To fix a mistake on a court record, contact the court that filed the conviction and sentence. You may need to file a motion asking the judge to make changes to your judgment of sentence.
MDOC will change the information on OTIS once directed by the court through a court order or through a supervising parole agent. Have the court or supervising agent send a copy of the changes directly to MDOC. To learn more or to discuss a mistake, e-mail the Office of Public Information and Communications at firstname.lastname@example.org. You may also call the office at 517-335-2316.
Fixing a Mistake with the FBI
The FBI keeps a list of all of your arrests and convictions in the United States.
Getting Your FBI Criminal Record
You can get your FBI record by sending a Summary Request application to the FBI. Go to the FBI website to complete your application. When you submit your application include:
A signed, completed application
A completed fingerprint card (Form FD-258)
An $18 fee paid by credit card, certified check, or money order made payable to “Treasurer of the United States”
The FBI will not accept personal checks. If you can’t afford to pay $18, send a notarized affidavit stating why you can’t pay.
Send these items to:
Fixing Your FBI Criminal Record
The FBI gets all of its information from local, state, and other federal agencies. The FBI must get approval from the original agency or court to change your record. To fix mistakes on your FBI criminal record, contact the agency that gave the FBI incorrect information.
If the error on your FBI criminal record concerns a Michigan arrest or conviction, follow the steps earlier in this article. If the mistake concerns an arrest or conviction in another state, contact that state’s criminal records information center. See the FBI website for a list of State Identification Bureaus.

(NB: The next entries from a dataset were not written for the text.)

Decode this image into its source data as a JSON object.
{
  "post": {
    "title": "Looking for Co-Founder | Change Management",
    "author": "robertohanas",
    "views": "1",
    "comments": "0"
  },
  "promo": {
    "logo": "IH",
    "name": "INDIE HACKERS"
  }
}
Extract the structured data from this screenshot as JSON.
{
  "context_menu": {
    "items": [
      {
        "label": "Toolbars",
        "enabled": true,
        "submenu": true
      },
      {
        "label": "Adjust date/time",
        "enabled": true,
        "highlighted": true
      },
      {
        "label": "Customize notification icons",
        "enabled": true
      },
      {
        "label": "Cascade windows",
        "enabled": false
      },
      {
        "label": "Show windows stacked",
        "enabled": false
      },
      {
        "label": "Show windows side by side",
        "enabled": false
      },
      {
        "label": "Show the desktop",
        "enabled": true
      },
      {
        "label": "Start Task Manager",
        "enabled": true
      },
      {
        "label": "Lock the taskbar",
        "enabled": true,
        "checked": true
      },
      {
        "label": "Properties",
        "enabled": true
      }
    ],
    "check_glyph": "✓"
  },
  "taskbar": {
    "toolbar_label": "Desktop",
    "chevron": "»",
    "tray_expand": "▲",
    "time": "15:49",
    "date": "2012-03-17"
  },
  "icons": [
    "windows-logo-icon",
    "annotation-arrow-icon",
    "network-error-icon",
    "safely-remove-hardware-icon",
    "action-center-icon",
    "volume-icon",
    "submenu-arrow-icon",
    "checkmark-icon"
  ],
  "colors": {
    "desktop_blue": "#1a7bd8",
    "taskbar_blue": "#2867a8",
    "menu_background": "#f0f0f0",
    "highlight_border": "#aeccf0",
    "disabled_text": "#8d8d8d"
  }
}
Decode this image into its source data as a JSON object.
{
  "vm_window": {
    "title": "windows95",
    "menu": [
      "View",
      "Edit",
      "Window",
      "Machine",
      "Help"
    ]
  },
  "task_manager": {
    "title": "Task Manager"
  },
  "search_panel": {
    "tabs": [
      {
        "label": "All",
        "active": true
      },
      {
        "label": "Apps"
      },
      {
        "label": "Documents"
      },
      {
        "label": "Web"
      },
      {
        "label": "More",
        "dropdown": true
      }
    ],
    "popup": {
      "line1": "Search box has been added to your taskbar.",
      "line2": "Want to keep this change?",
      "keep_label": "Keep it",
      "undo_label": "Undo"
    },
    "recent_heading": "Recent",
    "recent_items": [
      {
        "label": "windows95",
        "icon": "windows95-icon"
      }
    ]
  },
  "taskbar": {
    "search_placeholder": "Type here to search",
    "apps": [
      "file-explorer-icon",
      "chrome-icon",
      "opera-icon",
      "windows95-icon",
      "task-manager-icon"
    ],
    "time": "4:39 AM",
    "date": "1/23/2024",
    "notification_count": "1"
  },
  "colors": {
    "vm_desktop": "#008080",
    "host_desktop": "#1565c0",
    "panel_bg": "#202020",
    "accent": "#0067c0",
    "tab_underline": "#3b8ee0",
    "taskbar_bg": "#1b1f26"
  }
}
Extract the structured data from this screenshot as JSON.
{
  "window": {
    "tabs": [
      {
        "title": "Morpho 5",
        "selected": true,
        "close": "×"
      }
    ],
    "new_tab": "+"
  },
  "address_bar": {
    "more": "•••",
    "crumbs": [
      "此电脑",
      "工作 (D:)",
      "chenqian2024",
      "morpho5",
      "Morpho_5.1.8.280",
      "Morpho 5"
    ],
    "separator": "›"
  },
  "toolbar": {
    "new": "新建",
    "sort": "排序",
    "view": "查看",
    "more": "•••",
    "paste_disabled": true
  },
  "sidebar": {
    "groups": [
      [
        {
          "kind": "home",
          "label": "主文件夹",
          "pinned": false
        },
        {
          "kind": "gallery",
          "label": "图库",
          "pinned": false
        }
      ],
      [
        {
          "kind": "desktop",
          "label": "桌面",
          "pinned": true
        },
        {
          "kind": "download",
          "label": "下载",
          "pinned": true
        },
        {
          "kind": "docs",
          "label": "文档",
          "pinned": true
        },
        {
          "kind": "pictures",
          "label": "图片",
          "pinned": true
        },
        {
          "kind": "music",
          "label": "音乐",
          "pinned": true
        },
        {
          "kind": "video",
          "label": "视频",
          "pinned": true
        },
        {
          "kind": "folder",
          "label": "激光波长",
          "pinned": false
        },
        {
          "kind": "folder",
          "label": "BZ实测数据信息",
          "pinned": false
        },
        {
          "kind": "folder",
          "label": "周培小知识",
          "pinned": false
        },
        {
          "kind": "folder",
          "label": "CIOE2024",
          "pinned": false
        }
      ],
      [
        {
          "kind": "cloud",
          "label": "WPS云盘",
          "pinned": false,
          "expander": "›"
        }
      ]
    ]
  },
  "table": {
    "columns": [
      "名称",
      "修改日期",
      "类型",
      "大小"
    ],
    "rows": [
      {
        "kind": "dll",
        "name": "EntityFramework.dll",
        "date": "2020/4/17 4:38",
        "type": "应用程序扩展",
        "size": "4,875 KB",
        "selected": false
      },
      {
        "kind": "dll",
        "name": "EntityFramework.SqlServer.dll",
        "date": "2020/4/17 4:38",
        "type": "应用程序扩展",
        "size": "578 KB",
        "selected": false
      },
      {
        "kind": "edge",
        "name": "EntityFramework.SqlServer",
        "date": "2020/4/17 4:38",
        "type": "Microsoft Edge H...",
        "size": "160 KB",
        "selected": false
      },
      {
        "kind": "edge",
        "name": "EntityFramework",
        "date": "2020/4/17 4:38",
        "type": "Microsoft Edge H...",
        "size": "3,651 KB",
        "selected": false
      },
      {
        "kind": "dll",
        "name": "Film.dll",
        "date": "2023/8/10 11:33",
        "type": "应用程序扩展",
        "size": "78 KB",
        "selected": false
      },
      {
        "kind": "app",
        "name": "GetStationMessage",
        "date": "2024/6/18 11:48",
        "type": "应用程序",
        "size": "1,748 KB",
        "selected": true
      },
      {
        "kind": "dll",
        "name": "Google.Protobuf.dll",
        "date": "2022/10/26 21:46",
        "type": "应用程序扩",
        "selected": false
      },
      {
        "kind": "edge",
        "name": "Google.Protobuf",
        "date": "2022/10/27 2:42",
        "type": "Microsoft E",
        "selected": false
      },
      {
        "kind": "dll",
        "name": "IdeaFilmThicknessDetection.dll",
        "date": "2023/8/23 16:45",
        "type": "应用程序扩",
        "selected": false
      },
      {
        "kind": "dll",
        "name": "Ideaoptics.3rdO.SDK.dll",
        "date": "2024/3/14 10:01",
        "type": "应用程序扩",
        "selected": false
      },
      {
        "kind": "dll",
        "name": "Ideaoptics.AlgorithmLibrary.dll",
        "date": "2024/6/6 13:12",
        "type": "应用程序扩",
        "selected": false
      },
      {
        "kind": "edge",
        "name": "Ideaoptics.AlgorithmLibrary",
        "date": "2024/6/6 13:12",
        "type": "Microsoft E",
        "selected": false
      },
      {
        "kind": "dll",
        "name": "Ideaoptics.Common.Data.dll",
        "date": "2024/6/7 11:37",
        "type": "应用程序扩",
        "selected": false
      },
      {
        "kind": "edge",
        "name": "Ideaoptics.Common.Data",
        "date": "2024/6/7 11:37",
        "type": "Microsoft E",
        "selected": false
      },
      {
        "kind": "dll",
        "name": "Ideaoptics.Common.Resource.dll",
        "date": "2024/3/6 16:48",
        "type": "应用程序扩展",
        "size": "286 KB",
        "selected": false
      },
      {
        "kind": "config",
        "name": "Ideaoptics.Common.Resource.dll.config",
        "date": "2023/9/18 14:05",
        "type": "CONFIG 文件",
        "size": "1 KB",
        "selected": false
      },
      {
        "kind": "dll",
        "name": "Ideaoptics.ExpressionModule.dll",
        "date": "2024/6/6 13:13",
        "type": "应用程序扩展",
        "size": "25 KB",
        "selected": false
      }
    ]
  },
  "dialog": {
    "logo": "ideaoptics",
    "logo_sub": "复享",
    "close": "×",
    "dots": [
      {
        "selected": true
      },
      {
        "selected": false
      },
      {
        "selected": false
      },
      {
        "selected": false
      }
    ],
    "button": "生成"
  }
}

You can also send your own written challenge to the FBI. Include any proof showing the agency or court made a mistake. This includes certified court documents or past changes to your criminal record that are not on your FBI record now. The FBI should contact the agencies to verify the mistake you pointed out. After the local agency confirms the mistake, the FBI will make those changes. Either way, the FBI will contact you with the outcome of your challenge.
Send your written challenge to:
Fixing a Mistake with Private Companies
The process to correct your private company criminal record differs from company to company. Contact the company directly to learn about their process to fix mistakes. In general, private companies use state and local records to make their own criminal records. You will likely need to correct those records first.
Fixing a Mistake with the Local Police or Local Courts
In general, records from your local police department or court only include information about local offenses. These records may include information about minor convictions that do not appear on your MSP criminal record.
Getting and Fixing Your Local Criminal Record
Check with your local police department or court to find out how to get and correct your local criminal record. In some counties, your local criminal record may appear online. In others, you may need to go to the local police station to get your criminal record.
If a police officer does not take fingerprints for minor offenses, you may have trouble proving a conviction on your local criminal record does not belong to you. You may need to file a motion to correct or seal the record. If you need help fixing your local criminal record, you may want to talk to a lawyer. If you need a lawyer and are low-income, you may qualify for free legal help. Whether you are low-income or not, use the Guide to Legal Help to look for legal help in your area.